Data records:
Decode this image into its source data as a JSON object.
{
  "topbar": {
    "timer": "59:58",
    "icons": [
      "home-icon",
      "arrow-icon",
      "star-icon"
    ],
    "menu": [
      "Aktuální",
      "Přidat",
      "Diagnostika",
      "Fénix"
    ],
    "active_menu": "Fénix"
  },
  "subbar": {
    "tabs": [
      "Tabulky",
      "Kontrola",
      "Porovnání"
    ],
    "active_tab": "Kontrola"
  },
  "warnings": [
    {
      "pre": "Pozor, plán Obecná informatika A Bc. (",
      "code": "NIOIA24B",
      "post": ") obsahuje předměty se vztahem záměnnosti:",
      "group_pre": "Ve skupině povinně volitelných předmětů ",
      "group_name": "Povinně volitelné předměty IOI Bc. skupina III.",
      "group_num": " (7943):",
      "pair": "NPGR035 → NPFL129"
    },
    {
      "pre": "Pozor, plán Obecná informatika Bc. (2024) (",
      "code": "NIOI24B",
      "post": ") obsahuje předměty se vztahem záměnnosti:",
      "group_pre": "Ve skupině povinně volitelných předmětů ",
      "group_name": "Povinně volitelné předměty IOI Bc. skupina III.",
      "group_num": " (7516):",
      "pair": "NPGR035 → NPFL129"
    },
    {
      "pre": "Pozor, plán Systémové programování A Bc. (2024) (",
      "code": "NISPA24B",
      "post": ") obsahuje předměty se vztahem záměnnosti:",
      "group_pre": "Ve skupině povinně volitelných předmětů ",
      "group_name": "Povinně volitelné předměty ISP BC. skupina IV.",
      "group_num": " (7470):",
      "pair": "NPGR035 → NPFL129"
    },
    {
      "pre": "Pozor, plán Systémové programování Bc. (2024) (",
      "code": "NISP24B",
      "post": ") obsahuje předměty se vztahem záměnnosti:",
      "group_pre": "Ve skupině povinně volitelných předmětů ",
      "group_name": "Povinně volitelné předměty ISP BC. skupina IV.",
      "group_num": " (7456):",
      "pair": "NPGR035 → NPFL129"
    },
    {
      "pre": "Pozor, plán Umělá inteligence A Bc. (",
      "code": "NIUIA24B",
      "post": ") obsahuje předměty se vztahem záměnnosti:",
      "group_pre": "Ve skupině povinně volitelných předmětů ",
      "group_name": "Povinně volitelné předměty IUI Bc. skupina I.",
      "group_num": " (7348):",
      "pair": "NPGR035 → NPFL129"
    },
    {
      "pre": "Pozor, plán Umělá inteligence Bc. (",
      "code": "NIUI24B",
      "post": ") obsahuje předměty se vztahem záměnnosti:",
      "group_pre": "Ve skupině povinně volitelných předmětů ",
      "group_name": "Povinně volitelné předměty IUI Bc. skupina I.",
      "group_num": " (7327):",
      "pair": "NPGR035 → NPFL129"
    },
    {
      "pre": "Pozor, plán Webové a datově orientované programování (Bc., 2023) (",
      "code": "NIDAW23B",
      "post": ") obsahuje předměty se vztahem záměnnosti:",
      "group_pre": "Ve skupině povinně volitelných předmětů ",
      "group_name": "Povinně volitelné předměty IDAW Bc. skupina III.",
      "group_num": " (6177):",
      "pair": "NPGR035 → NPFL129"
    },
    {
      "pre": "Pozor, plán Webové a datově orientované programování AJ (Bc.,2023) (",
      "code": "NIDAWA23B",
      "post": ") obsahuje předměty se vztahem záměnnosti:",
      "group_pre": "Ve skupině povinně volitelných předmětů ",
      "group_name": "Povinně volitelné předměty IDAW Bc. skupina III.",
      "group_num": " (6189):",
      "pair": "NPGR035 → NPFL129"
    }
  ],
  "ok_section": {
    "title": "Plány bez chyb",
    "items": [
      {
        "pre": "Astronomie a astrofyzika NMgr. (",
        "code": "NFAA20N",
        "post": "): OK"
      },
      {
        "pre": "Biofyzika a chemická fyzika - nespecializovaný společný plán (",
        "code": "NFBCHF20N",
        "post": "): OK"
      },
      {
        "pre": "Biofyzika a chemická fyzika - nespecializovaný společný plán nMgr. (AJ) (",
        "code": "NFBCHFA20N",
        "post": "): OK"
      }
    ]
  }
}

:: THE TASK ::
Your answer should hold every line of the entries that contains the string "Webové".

:: TASK ANSWER ::
      "pre": "Pozor, plán Webové a datově orientované programování (Bc., 2023) (",
      "pre": "Pozor, plán Webové a datově orientované programování AJ (Bc.,2023) (",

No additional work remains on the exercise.